_Items from an interface collection:_
+ + + +

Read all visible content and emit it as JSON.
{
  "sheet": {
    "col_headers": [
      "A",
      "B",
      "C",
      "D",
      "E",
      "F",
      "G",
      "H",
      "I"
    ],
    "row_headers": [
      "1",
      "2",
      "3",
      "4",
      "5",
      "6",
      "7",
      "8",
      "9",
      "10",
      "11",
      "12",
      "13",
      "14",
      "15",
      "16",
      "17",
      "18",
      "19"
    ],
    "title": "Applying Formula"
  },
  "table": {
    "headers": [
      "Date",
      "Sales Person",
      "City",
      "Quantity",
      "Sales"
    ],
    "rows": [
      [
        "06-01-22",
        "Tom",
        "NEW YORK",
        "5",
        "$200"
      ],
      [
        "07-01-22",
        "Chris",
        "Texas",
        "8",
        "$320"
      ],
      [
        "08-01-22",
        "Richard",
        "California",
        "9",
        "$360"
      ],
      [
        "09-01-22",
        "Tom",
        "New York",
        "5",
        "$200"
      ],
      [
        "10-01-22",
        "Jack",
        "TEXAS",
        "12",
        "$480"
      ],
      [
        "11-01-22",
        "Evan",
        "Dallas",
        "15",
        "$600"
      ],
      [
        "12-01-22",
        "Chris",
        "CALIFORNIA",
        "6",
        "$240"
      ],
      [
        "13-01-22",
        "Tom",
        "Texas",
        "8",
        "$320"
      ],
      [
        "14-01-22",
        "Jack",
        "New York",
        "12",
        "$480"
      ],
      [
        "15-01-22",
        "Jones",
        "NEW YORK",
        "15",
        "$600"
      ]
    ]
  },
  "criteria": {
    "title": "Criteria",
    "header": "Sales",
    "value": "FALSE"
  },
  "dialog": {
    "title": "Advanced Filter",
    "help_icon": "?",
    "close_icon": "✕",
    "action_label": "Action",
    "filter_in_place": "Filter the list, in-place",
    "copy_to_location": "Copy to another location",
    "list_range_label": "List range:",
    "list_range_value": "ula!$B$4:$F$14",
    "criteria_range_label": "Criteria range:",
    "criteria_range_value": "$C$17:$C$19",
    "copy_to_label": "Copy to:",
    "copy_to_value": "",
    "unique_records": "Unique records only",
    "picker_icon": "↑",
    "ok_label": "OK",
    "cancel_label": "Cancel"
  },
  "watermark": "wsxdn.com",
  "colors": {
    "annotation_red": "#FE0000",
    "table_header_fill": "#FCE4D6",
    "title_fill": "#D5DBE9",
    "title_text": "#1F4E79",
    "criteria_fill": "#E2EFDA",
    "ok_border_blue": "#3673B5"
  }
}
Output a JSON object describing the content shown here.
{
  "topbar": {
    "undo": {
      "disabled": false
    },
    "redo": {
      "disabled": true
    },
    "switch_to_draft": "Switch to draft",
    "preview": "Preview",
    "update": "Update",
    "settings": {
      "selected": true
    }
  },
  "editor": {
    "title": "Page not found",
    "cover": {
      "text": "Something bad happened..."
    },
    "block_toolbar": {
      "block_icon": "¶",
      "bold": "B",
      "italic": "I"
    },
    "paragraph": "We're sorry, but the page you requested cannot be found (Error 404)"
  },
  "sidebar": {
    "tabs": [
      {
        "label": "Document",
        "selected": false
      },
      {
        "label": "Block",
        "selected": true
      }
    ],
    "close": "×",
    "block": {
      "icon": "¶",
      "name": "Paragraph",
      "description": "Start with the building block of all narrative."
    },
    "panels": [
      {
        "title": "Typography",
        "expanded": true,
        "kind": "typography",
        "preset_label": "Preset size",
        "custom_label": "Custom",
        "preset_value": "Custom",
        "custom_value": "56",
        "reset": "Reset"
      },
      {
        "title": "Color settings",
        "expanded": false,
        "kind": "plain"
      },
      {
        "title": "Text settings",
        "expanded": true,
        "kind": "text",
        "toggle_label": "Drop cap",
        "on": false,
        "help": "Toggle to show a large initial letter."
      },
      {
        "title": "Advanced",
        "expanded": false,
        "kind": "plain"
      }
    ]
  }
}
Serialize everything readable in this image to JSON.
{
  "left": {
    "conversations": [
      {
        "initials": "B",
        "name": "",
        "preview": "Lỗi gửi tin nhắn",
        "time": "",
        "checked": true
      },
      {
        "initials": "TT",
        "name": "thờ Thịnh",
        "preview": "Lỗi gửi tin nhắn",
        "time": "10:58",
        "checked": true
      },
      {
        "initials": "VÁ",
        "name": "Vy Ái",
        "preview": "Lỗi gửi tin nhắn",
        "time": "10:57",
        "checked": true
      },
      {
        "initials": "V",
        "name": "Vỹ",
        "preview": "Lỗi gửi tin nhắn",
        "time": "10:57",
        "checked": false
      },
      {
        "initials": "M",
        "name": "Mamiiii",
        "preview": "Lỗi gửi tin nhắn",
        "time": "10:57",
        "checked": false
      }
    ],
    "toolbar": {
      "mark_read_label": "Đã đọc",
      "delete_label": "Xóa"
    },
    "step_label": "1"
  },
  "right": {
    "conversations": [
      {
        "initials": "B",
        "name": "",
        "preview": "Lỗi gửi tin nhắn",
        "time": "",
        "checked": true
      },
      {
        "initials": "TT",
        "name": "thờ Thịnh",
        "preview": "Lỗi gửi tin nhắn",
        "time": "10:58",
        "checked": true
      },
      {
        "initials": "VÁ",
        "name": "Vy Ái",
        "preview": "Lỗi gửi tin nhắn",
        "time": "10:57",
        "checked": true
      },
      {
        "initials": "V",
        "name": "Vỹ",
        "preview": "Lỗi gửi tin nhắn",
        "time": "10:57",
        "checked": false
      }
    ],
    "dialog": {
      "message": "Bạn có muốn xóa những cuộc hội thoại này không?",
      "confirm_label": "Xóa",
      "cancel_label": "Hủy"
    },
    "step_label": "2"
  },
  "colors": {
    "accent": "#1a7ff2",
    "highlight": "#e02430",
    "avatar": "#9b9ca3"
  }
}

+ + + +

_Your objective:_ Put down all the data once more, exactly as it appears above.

_Reply:_
Read all visible content and emit it as JSON.
{
  "sheet": {
    "col_headers": [
      "A",
      "B",
      "C",
      "D",
      "E",
      "F",
      "G",
      "H",
      "I"
    ],
    "row_headers": [
      "1",
      "2",
      "3",
      "4",
      "5",
      "6",
      "7",
      "8",
      "9",
      "10",
      "11",
      "12",
      "13",
      "14",
      "15",
      "16",
      "17",
      "18",
      "19"
    ],
    "title": "Applying Formula"
  },
  "table": {
    "headers": [
      "Date",
      "Sales Person",
      "City",
      "Quantity",
      "Sales"
    ],
    "rows": [
      [
        "06-01-22",
        "Tom",
        "NEW YORK",
        "5",
        "$200"
      ],
      [
        "07-01-22",
        "Chris",
        "Texas",
        "8",
        "$320"
      ],
      [
        "08-01-22",
        "Richard",
        "California",
        "9",
        "$360"
      ],
      [
        "09-01-22",
        "Tom",
        "New York",
        "5",
        "$200"
      ],
      [
        "10-01-22",
        "Jack",
        "TEXAS",
        "12",
        "$480"
      ],
      [
        "11-01-22",
        "Evan",
        "Dallas",
        "15",
        "$600"
      ],
      [
        "12-01-22",
        "Chris",
        "CALIFORNIA",
        "6",
        "$240"
      ],
      [
        "13-01-22",
        "Tom",
        "Texas",
        "8",
        "$320"
      ],
      [
        "14-01-22",
        "Jack",
        "New York",
        "12",
        "$480"
      ],
      [
        "15-01-22",
        "Jones",
        "NEW YORK",
        "15",
        "$600"
      ]
    ]
  },
  "criteria": {
    "title": "Criteria",
    "header": "Sales",
    "value": "FALSE"
  },
  "dialog": {
    "title": "Advanced Filter",
    "help_icon": "?",
    "close_icon": "✕",
    "action_label": "Action",
    "filter_in_place": "Filter the list, in-place",
    "copy_to_location": "Copy to another location",
    "list_range_label": "List range:",
    "list_range_value": "ula!$B$4:$F$14",
    "criteria_range_label": "Criteria range:",
    "criteria_range_value": "$C$17:$C$19",
    "copy_to_label": "Copy to:",
    "copy_to_value": "",
    "unique_records": "Unique records only",
    "picker_icon": "↑",
    "ok_label": "OK",
    "cancel_label": "Cancel"
  },
  "watermark": "wsxdn.com",
  "colors": {
    "annotation_red": "#FE0000",
    "table_header_fill": "#FCE4D6",
    "title_fill": "#D5DBE9",
    "title_text": "#1F4E79",
    "criteria_fill": "#E2EFDA",
    "ok_border_blue": "#3673B5"
  }
}
Output a JSON object describing the content shown here.
{
  "topbar": {
    "undo": {
      "disabled": false
    },
    "redo": {
      "disabled": true
    },
    "switch_to_draft": "Switch to draft",
    "preview": "Preview",
    "update": "Update",
    "settings": {
      "selected": true
    }
  },
  "editor": {
    "title": "Page not found",
    "cover": {
      "text": "Something bad happened..."
    },
    "block_toolbar": {
      "block_icon": "¶",
      "bold": "B",
      "italic": "I"
    },
    "paragraph": "We're sorry, but the page you requested cannot be found (Error 404)"
  },
  "sidebar": {
    "tabs": [
      {
        "label": "Document",
        "selected": false
      },
      {
        "label": "Block",
        "selected": true
      }
    ],
    "close": "×",
    "block": {
      "icon": "¶",
      "name": "Paragraph",
      "description": "Start with the building block of all narrative."
    },
    "panels": [
      {
        "title": "Typography",
        "expanded": true,
        "kind": "typography",
        "preset_label": "Preset size",
        "custom_label": "Custom",
        "preset_value": "Custom",
        "custom_value": "56",
        "reset": "Reset"
      },
      {
        "title": "Color settings",
        "expanded": false,
        "kind": "plain"
      },
      {
        "title": "Text settings",
        "expanded": true,
        "kind": "text",
        "toggle_label": "Drop cap",
        "on": false,
        "help": "Toggle to show a large initial letter."
      },
      {
        "title": "Advanced",
        "expanded": false,
        "kind": "plain"
      }
    ]
  }
}
Serialize everything readable in this image to JSON.
{
  "left": {
    "conversations": [
      {
        "initials": "B",
        "name": "",
        "preview": "Lỗi gửi tin nhắn",
        "time": "",
        "checked": true
      },
      {
        "initials": "TT",
        "name": "thờ Thịnh",
        "preview": "Lỗi gửi tin nhắn",
        "time": "10:58",
        "checked": true
      },
      {
        "initials": "VÁ",
        "name": "Vy Ái",
        "preview": "Lỗi gửi tin nhắn",
        "time": "10:57",
        "checked": true
      },
      {
        "initials": "V",
        "name": "Vỹ",
        "preview": "Lỗi gửi tin nhắn",
        "time": "10:57",
        "checked": false
      },
      {
        "initials": "M",
        "name": "Mamiiii",
        "preview": "Lỗi gửi tin nhắn",
        "time": "10:57",
        "checked": false
      }
    ],
    "toolbar": {
      "mark_read_label": "Đã đọc",
      "delete_label": "Xóa"
    },
    "step_label": "1"
  },
  "right": {
    "conversations": [
      {
        "initials": "B",
        "name": "",
        "preview": "Lỗi gửi tin nhắn",
        "time": "",
        "checked": true
      },
      {
        "initials": "TT",
        "name": "thờ Thịnh",
        "preview": "Lỗi gửi tin nhắn",
        "time": "10:58",
        "checked": true
      },
      {
        "initials": "VÁ",
        "name": "Vy Ái",
        "preview": "Lỗi gửi tin nhắn",
        "time": "10:57",
        "checked": true
      },
      {
        "initials": "V",
        "name": "Vỹ",
        "preview": "Lỗi gửi tin nhắn",
        "time": "10:57",
        "checked": false
      }
    ],
    "dialog": {
      "message": "Bạn có muốn xóa những cuộc hội thoại này không?",
      "confirm_label": "Xóa",
      "cancel_label": "Hủy"
    },
    "step_label": "2"
  },
  "colors": {
    "accent": "#1a7ff2",
    "highlight": "#e02430",
    "avatar": "#9b9ca3"
  }
}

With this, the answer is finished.